On opening night the lines were pretty slipshod, with strange silences mixed with awkward overlapping. Nevertheless, a few performances really stood out. First to appear, Maile Kapua’ala, is a mute tomboy who hangs around the camp, begging, and who later finds her voice as a guerilla fighter involved with one of the soldiers. She is eminently watchable and makes her evolution believable. 

The three Buffalo soldiers, Linc (Jonathan Carke Sypert), Woodruff (Joseph Kingsley), and Fagen (Q) provide the human face of the conflict from their side: Linc trying to keep up correspondence with his wife although he cannot read or write, Woodruff requesting books and articles about black disenfranchisement back in the US, and Fagen who actually goes over to the other side.

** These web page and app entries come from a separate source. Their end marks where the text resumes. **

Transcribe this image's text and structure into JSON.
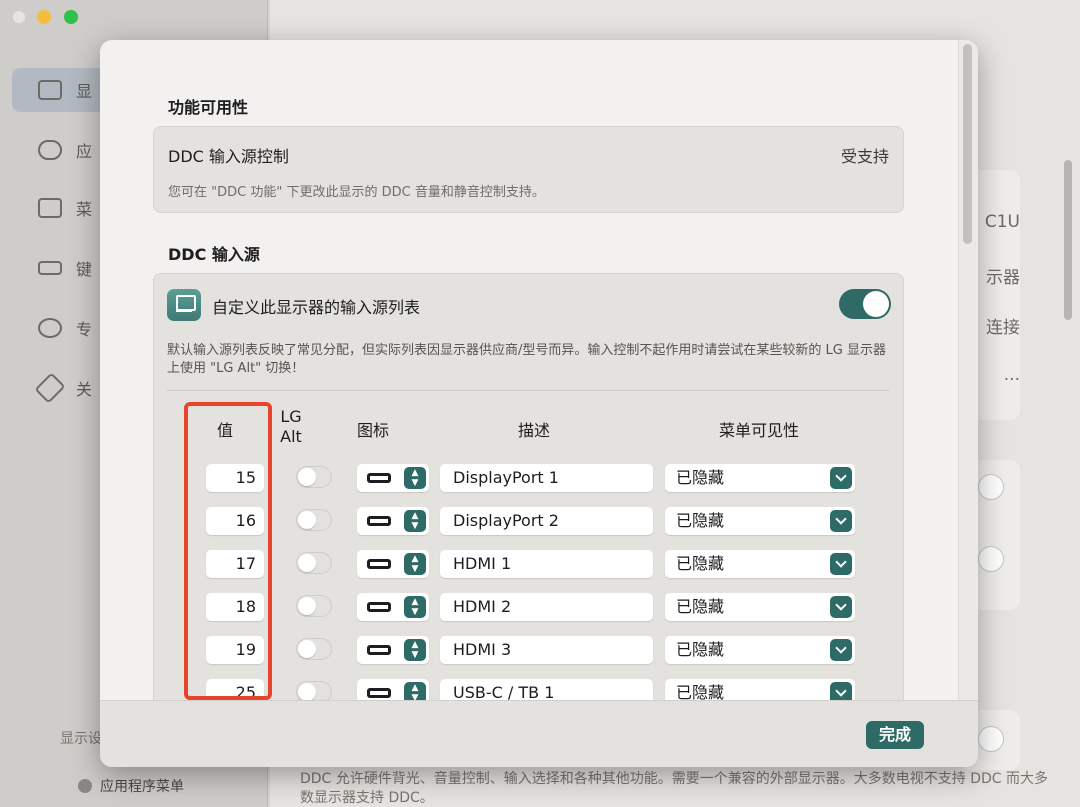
{
  "background": {
    "sidebar_items": [
      "显",
      "应",
      "菜",
      "键",
      "专",
      "关"
    ],
    "panel_texts": [
      "C1U",
      "示器",
      "连接",
      "..."
    ],
    "sidebar_bottom": "显示设",
    "app_menu_label": "应用程序菜单",
    "footer_text": "DDC 允许硬件背光、音量控制、输入选择和各种其他功能。需要一个兼容的外部显示器。大多数电视不支持 DDC 而大多数显示器支持 DDC。"
  },
  "feature_section": {
    "title": "功能可用性",
    "row_title": "DDC 输入源控制",
    "row_value": "受支持",
    "row_desc": "您可在 \"DDC 功能\" 下更改此显示的 DDC 音量和静音控制支持。"
  },
  "input_section": {
    "title": "DDC 输入源",
    "custom_label": "自定义此显示器的输入源列表",
    "custom_desc": "默认输入源列表反映了常见分配，但实际列表因显示器供应商/型号而异。输入控制不起作用时请尝试在某些较新的 LG 显示器上使用 \"LG Alt\" 切换！",
    "headers": {
      "value": "值",
      "lg_alt": "LG\nAlt",
      "icon": "图标",
      "desc": "描述",
      "menu": "菜单可见性"
    },
    "rows": [
      {
        "value": "15",
        "desc": "DisplayPort 1",
        "menu": "已隐藏"
      },
      {
        "value": "16",
        "desc": "DisplayPort 2",
        "menu": "已隐藏"
      },
      {
        "value": "17",
        "desc": "HDMI 1",
        "menu": "已隐藏"
      },
      {
        "value": "18",
        "desc": "HDMI 2",
        "menu": "已隐藏"
      },
      {
        "value": "19",
        "desc": "HDMI 3",
        "menu": "已隐藏"
      },
      {
        "value": "25",
        "desc": "USB-C / TB 1",
        "menu": "已隐藏"
      }
    ]
  },
  "footer": {
    "done_label": "完成"
  },
  "colors": {
    "accent": "#2e6b66",
    "highlight": "#e8432d"
  }
}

Q, who sometimes addresses and interacts with the audience, had the most difficult role and performed it beautifully.

Danielle Zalopany, as Doña Luisa, a member of the assimilated upper class who consider themselves Spanish (she has been educated in arts, languages, music, etc.), is also an insurrection general, working with the lower class native Filipinos. This would be a difficult transition for any actress, but she manages it very well.

Representing the worst aspects of bigotry, misogyny, and cruelty, Jason Kanda, as Captain Calvin Terry, needs to be more sly and less in-your-face. Let the lines do the work.

As always, Kumu is presenting a slice of social history that is educational, something we all may have missed in history class, or something we could stand to be reminded of. This slice is a big one, presented in sometimes wildly varying modes that don’t always mesh well -- the near-melodramatic villainy of Captain Terry, the sophisticated trilingual maneuvering of Luisa, Fagen’s occasional postmodern negotiations with the audience. But it was warmly received by a full house opening night, and the playwright was in town to see it. Hopefully, the production itself will settle down in a day or two and run more smoothly, but please, rehearse the curtain call.

GO SEE THIS SHOW!  (Yes, I’m shouting!)

GO SEE THIS SHOW! (Yes, I’m shouting!)

50% Off Tickets to ‘A Streetcar Named Desire’, Photo Galleries, and More!

50% Off Tickets to ‘A Streetcar Named Desire’, Photo Galleries, and More!